Did you know that 35 million people will receive heart-shaped chocolate boxes this Valentine’s making it the busiest day for veterinarians to field calls and treat chocolate poisoning in dogs?
If you have a dog, you are likely aware that chocolate and dogs are a notoriously bad combination and can have lethal consequences. Even tho chocolate is poisonous to dogs, it won’t stop your dog from trying to eat it. Dogs have eaten whole pans of brownies, entire chocolate cakes and boxes of chocolates and all of them ended up at the vet.
Why is Chocolate Toxic to Dogs?
Unfortunately for man’s best friend, chocolate is toxic and can cause severe poisoning and even death. That’s because chocolate contains a chemical called theobromine (a stimulant similar to caffeine). Dogs can’t process theobromine, so the levels accumulate and become deadly.
Different types of chocolate contain different amounts of theobromine. Dark or baker’s chocolate contains 10x more theobromine than milk chocolate. Levels vary from 130mg to 450mg of theobromine in an ounce of dark chocolate to 44mg to 58mg in an ounce of milk chocolate.
It only takes 115mg of theobromine per 2.2 pounds of body weight to kill a dog. To put that in perspective, 2 ounces of dark chocolate or 20 ounces of milk chocolate could kill a 20-pound dog. That’s equivalent to approx. three-fourths of a dark Ghirardelli chocolate bar or four and a half Hershey chocolate bars.
If your dog happens to snag a few chocolates on the sly, you’ll want to look for symptoms such as vomiting, diarrhea, or hyperactivity.
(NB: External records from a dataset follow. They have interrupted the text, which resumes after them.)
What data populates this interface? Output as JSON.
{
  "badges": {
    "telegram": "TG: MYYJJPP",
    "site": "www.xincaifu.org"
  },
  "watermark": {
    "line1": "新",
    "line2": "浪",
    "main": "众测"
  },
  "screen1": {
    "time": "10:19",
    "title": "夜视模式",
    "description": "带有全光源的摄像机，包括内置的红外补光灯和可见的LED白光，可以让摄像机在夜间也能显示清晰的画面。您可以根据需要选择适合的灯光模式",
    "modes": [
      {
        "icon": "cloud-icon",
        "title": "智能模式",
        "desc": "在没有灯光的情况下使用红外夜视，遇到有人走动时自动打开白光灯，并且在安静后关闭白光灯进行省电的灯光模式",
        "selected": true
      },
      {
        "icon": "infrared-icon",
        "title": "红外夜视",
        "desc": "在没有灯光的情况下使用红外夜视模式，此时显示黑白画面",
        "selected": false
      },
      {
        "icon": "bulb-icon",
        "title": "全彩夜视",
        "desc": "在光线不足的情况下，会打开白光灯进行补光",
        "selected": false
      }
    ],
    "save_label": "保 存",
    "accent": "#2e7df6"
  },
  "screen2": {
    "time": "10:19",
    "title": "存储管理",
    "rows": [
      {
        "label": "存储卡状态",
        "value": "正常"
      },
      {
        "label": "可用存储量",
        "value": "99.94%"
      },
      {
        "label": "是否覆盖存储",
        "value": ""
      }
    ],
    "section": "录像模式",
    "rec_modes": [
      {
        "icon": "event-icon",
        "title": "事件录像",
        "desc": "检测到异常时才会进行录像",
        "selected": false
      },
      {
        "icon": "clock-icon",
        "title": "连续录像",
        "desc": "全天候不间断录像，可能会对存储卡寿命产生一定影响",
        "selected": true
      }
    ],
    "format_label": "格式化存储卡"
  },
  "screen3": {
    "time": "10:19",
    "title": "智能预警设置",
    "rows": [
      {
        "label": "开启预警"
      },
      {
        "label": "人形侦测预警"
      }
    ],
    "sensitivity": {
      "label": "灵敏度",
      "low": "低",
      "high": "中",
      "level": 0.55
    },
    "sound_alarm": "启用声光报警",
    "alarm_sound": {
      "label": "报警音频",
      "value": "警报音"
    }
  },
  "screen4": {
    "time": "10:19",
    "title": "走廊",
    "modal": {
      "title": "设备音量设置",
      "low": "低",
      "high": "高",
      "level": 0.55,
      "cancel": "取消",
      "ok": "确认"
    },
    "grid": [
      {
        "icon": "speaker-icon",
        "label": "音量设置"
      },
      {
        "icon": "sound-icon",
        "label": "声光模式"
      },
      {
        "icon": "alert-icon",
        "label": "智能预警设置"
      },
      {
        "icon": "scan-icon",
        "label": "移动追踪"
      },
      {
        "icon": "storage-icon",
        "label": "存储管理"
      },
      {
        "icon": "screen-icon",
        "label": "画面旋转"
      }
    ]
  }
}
For larger consumption, you will notice an increase in your dog’s heart rate, muscle twitching, excessive panting, restlessness, and increased urination. If not treated immediately, it can lead to hyperthermia, muscle tremors, seizures, coma, and death.
If you know your dog ate chocolate, don’t do the math – call your veterinarian immediately.
Prevention is the Best Strategy
Store chocolate in a top-level cabinet or the refrigerator where it is not accessible by your dog. Dogs are sneaky, smart, and they enjoy the taste of chocolate, so choose a good hiding place.
Never leave chocolate out on counters or coffee tables. If you want to leave chocolates out for guests, secure your dog in another room or leave them with a friend for the night.
Have a heart shaped box at home that you are dying to dig into? Secure your dog in another room while enjoying your treats. Eating chocolate in front of your pup will tempt them to find it later. Remember that they have extra powerful noses, so they’ll remember the scent and hunt it down later.
Doggy Safe Valentine Recipes
Feeling bad that you can’t share your Valentine treats? There are ways you can make treats for your pup by substituting carob for chocolate. Here are recipes that you and your dog will enjoy!
This blog was originally published on February 4, 2014 and updated on January 10, 2023.